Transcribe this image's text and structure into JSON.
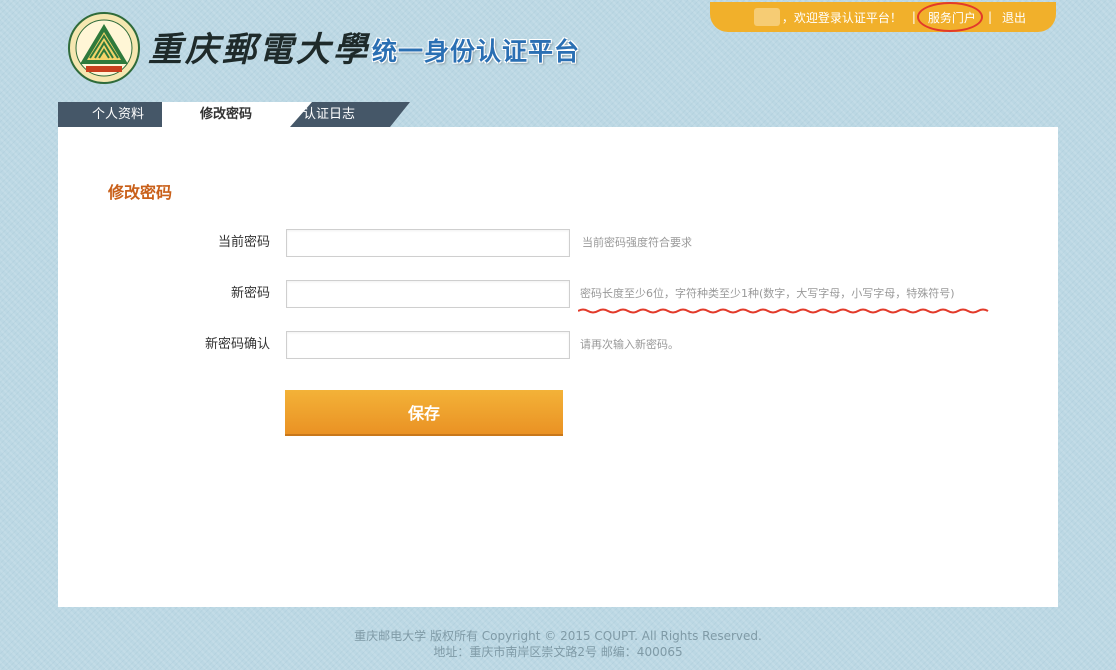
{
  "topbar": {
    "welcome_text": "，欢迎登录认证平台！",
    "separator": "|",
    "portal_link": "服务门户",
    "logout_link": "退出"
  },
  "header": {
    "school_name": "重庆郵電大學",
    "platform_name": "统一身份认证平台"
  },
  "tabs": [
    {
      "label": "个人资料",
      "active": false
    },
    {
      "label": "修改密码",
      "active": true
    },
    {
      "label": "认证日志",
      "active": false
    }
  ],
  "form": {
    "title": "修改密码",
    "fields": [
      {
        "label": "当前密码",
        "value": "",
        "hint": "当前密码强度符合要求"
      },
      {
        "label": "新密码",
        "value": "",
        "hint": "密码长度至少6位，字符种类至少1种(数字，大写字母，小写字母，特殊符号)"
      },
      {
        "label": "新密码确认",
        "value": "",
        "hint": "请再次输入新密码。"
      }
    ],
    "save_label": "保存"
  },
  "footer": {
    "line1": "重庆邮电大学  版权所有 Copyright © 2015 CQUPT. All Rights Reserved.",
    "line2": "地址：重庆市南岸区崇文路2号 邮编：400065"
  },
  "colors": {
    "accent_orange": "#f1b02b",
    "title_orange": "#c9601a",
    "tab_dark": "#455768",
    "platform_blue": "#2a6fb3",
    "annotation_red": "#e23a2a"
  }
}
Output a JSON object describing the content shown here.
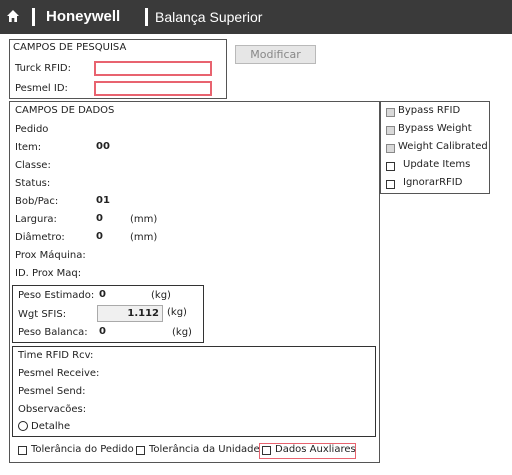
{
  "header": {
    "brand": "Honeywell",
    "title": "Balança Superior"
  },
  "search": {
    "title": "CAMPOS DE PESQUISA",
    "turck_label": "Turck RFID:",
    "turck_value": "",
    "pesmel_label": "Pesmel ID:",
    "pesmel_value": ""
  },
  "modify_button": "Modificar",
  "data_fields": {
    "title": "CAMPOS DE DADOS",
    "pedido_label": "Pedido",
    "item_label": "Item:",
    "item_value": "00",
    "classe_label": "Classe:",
    "status_label": "Status:",
    "bobpac_label": "Bob/Pac:",
    "bobpac_value": "01",
    "largura_label": "Largura:",
    "largura_value": "0",
    "largura_unit": "(mm)",
    "diametro_label": "Diâmetro:",
    "diametro_value": "0",
    "diametro_unit": "(mm)",
    "prox_maquina_label": "Prox Máquina:",
    "id_prox_maq_label": "ID. Prox Maq:"
  },
  "weights": {
    "peso_estimado_label": "Peso Estimado:",
    "peso_estimado_value": "0",
    "peso_estimado_unit": "(kg)",
    "wgt_sfis_label": "Wgt SFIS:",
    "wgt_sfis_value": "1.112",
    "wgt_sfis_unit": "(kg)",
    "peso_balanca_label": "Peso Balanca:",
    "peso_balanca_value": "0",
    "peso_balanca_unit": "(kg)"
  },
  "rfid_info": {
    "time_rfid_rcv": "Time RFID Rcv:",
    "pesmel_receive": "Pesmel Receive:",
    "pesmel_send": "Pesmel Send:",
    "observacoes": "Observacões:",
    "detalhe": "Detalhe"
  },
  "options": {
    "bypass_rfid": "Bypass RFID",
    "bypass_weight": "Bypass Weight",
    "weight_calibrated": "Weight Calibrated",
    "update_items": "Update Items",
    "ignorar_rfid": "IgnorarRFID"
  },
  "bottom": {
    "tolerancia_pedido": "Tolerância do Pedido",
    "tolerancia_unidade": "Tolerância da Unidade",
    "dados_auxiliares": "Dados Auxliares"
  },
  "colors": {
    "topbar": "#3a3a3a",
    "highlight_red": "#e8636f"
  }
}
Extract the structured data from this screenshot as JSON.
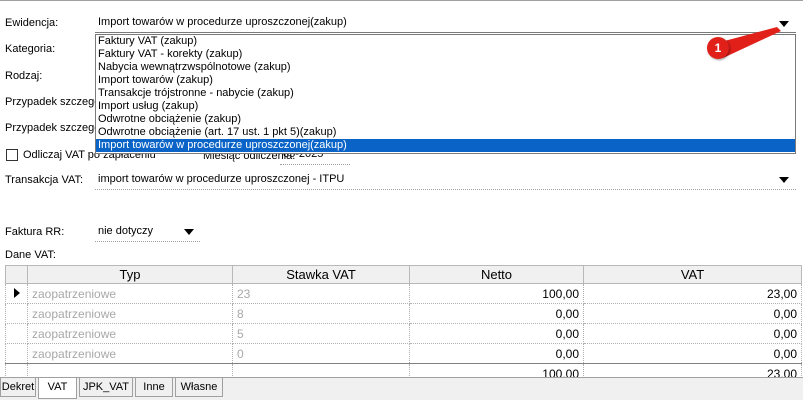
{
  "form": {
    "ewidencja": {
      "label": "Ewidencja:",
      "value": "Import towarów w procedurze uproszczonej(zakup)"
    },
    "kategoria": {
      "label": "Kategoria:"
    },
    "rodzaj": {
      "label": "Rodzaj:"
    },
    "przypadek1": {
      "label": "Przypadek szczegó"
    },
    "przypadek2": {
      "label": "Przypadek szczegó"
    },
    "odliczaj": {
      "label": "Odliczaj VAT po zapłaceniu",
      "checked": false
    },
    "miesiac": {
      "label": "Miesiąc odliczenia:",
      "value": "05-2025"
    },
    "transakcja": {
      "label": "Transakcja VAT:",
      "value": "import towarów w procedurze uproszczonej - ITPU"
    },
    "faktura_rr": {
      "label": "Faktura RR:",
      "value": "nie dotyczy"
    },
    "dane_vat": {
      "label": "Dane VAT:"
    }
  },
  "dropdown": {
    "items": [
      "Faktury VAT (zakup)",
      "Faktury VAT - korekty (zakup)",
      "Nabycia wewnątrzwspólnotowe (zakup)",
      "Import towarów (zakup)",
      "Transakcje trójstronne - nabycie (zakup)",
      "Import usług (zakup)",
      "Odwrotne obciążenie (zakup)",
      "Odwrotne obciążenie (art. 17 ust. 1 pkt 5)(zakup)",
      "Import towarów w procedurze uproszczonej(zakup)"
    ],
    "selected_index": 8
  },
  "callout": {
    "number": "1",
    "color": "#e2201a"
  },
  "grid": {
    "headers": [
      "Typ",
      "Stawka VAT",
      "Netto",
      "VAT"
    ],
    "rows": [
      {
        "typ": "zaopatrzeniowe",
        "stawka": "23",
        "netto": "100,00",
        "vat": "23,00",
        "current": true
      },
      {
        "typ": "zaopatrzeniowe",
        "stawka": "8",
        "netto": "0,00",
        "vat": "0,00",
        "current": false
      },
      {
        "typ": "zaopatrzeniowe",
        "stawka": "5",
        "netto": "0,00",
        "vat": "0,00",
        "current": false
      },
      {
        "typ": "zaopatrzeniowe",
        "stawka": "0",
        "netto": "0,00",
        "vat": "0,00",
        "current": false
      }
    ],
    "summary": {
      "netto": "100,00",
      "vat": "23,00"
    }
  },
  "tabs": [
    {
      "label": "Dekret",
      "active": false
    },
    {
      "label": "VAT",
      "active": true
    },
    {
      "label": "JPK_VAT",
      "active": false
    },
    {
      "label": "Inne",
      "active": false
    },
    {
      "label": "Własne",
      "active": false
    }
  ],
  "colors": {
    "selection": "#0a64c8",
    "callout": "#e2201a"
  }
}
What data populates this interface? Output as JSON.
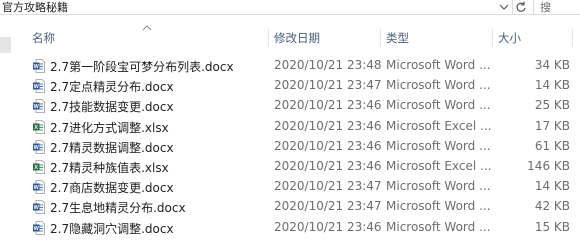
{
  "address_bar": {
    "path": "官方攻略秘籍",
    "search_placeholder": "搜"
  },
  "columns": {
    "name": "名称",
    "date": "修改日期",
    "type": "类型",
    "size": "大小"
  },
  "files": [
    {
      "name": "2.7第一阶段宝可梦分布列表.docx",
      "date": "2020/10/21 23:48",
      "type": "Microsoft Word ...",
      "size": "34 KB",
      "icon": "word-doc-icon"
    },
    {
      "name": "2.7定点精灵分布.docx",
      "date": "2020/10/21 23:47",
      "type": "Microsoft Word ...",
      "size": "14 KB",
      "icon": "word-doc-icon"
    },
    {
      "name": "2.7技能数据变更.docx",
      "date": "2020/10/21 23:46",
      "type": "Microsoft Word ...",
      "size": "25 KB",
      "icon": "word-doc-icon"
    },
    {
      "name": "2.7进化方式调整.xlsx",
      "date": "2020/10/21 23:46",
      "type": "Microsoft Excel ...",
      "size": "17 KB",
      "icon": "excel-sheet-icon"
    },
    {
      "name": "2.7精灵数据调整.docx",
      "date": "2020/10/21 23:46",
      "type": "Microsoft Word ...",
      "size": "61 KB",
      "icon": "word-doc-icon"
    },
    {
      "name": "2.7精灵种族值表.xlsx",
      "date": "2020/10/21 23:46",
      "type": "Microsoft Excel ...",
      "size": "146 KB",
      "icon": "excel-sheet-icon"
    },
    {
      "name": "2.7商店数据变更.docx",
      "date": "2020/10/21 23:47",
      "type": "Microsoft Word ...",
      "size": "14 KB",
      "icon": "word-doc-icon"
    },
    {
      "name": "2.7生息地精灵分布.docx",
      "date": "2020/10/21 23:47",
      "type": "Microsoft Word ...",
      "size": "42 KB",
      "icon": "word-doc-icon"
    },
    {
      "name": "2.7隐藏洞穴调整.docx",
      "date": "2020/10/21 23:46",
      "type": "Microsoft Word ...",
      "size": "15 KB",
      "icon": "word-doc-icon"
    }
  ],
  "colors": {
    "word": "#2b579a",
    "excel": "#217346",
    "header_text": "#4c607a"
  }
}
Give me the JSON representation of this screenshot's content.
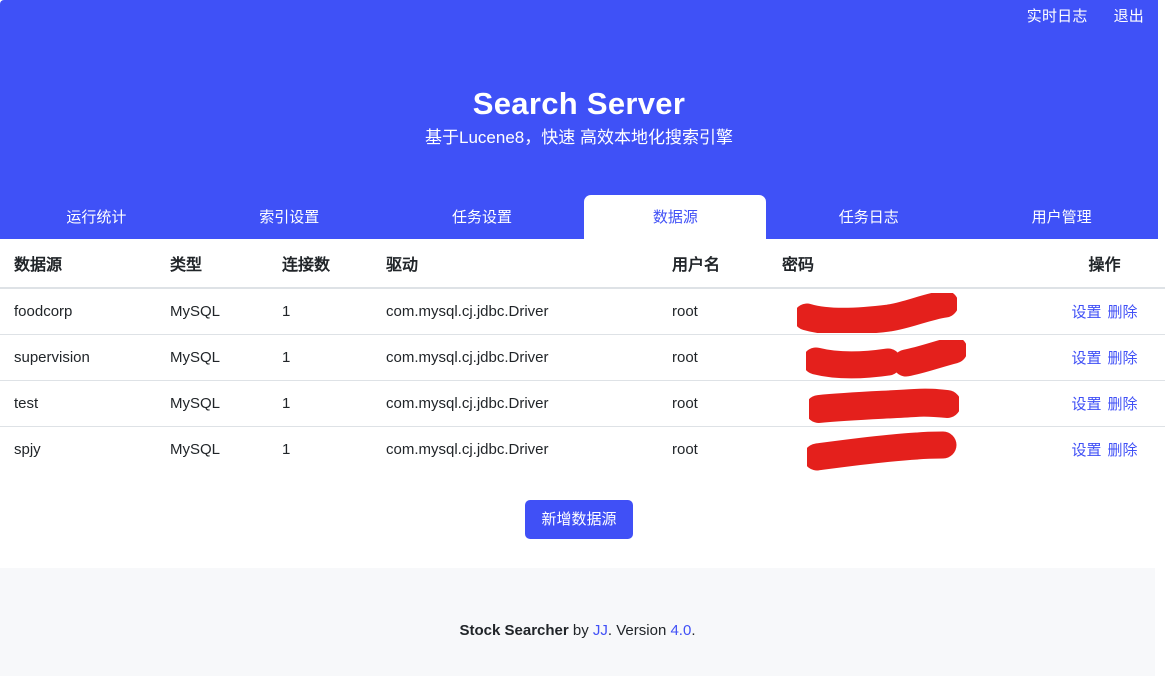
{
  "header": {
    "title": "Search Server",
    "subtitle": "基于Lucene8，快速 高效本地化搜索引擎",
    "accent_color": "#3f51f7",
    "topnav": [
      {
        "label": "实时日志",
        "name": "realtime-log"
      },
      {
        "label": "退出",
        "name": "logout"
      }
    ]
  },
  "tabs": [
    {
      "label": "运行统计",
      "name": "run-stats",
      "active": false
    },
    {
      "label": "索引设置",
      "name": "index-settings",
      "active": false
    },
    {
      "label": "任务设置",
      "name": "task-settings",
      "active": false
    },
    {
      "label": "数据源",
      "name": "datasource",
      "active": true
    },
    {
      "label": "任务日志",
      "name": "task-log",
      "active": false
    },
    {
      "label": "用户管理",
      "name": "user-management",
      "active": false
    }
  ],
  "table": {
    "columns": [
      {
        "key": "datasource",
        "label": "数据源"
      },
      {
        "key": "type",
        "label": "类型"
      },
      {
        "key": "connections",
        "label": "连接数"
      },
      {
        "key": "driver",
        "label": "驱动"
      },
      {
        "key": "username",
        "label": "用户名"
      },
      {
        "key": "password",
        "label": "密码"
      },
      {
        "key": "operations",
        "label": "操作"
      }
    ],
    "rows": [
      {
        "datasource": "foodcorp",
        "type": "MySQL",
        "connections": "1",
        "driver": "com.mysql.cj.jdbc.Driver",
        "username": "root",
        "password": "",
        "password_redacted": true,
        "settings_label": "设置",
        "delete_label": "删除"
      },
      {
        "datasource": "supervision",
        "type": "MySQL",
        "connections": "1",
        "driver": "com.mysql.cj.jdbc.Driver",
        "username": "root",
        "password": "",
        "password_redacted": true,
        "settings_label": "设置",
        "delete_label": "删除"
      },
      {
        "datasource": "test",
        "type": "MySQL",
        "connections": "1",
        "driver": "com.mysql.cj.jdbc.Driver",
        "username": "root",
        "password": "",
        "password_redacted": true,
        "settings_label": "设置",
        "delete_label": "删除"
      },
      {
        "datasource": "spjy",
        "type": "MySQL",
        "connections": "1",
        "driver": "com.mysql.cj.jdbc.Driver",
        "username": "root",
        "password": "",
        "password_redacted": true,
        "settings_label": "设置",
        "delete_label": "删除"
      }
    ],
    "redaction_color": "#e4201c"
  },
  "actions": {
    "add_datasource_label": "新增数据源"
  },
  "footer": {
    "product": "Stock Searcher",
    "by_text": " by ",
    "author": "JJ",
    "version_prefix": ". Version ",
    "version": "4.0",
    "suffix": "."
  }
}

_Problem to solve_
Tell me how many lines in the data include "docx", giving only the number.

_Written answer_
7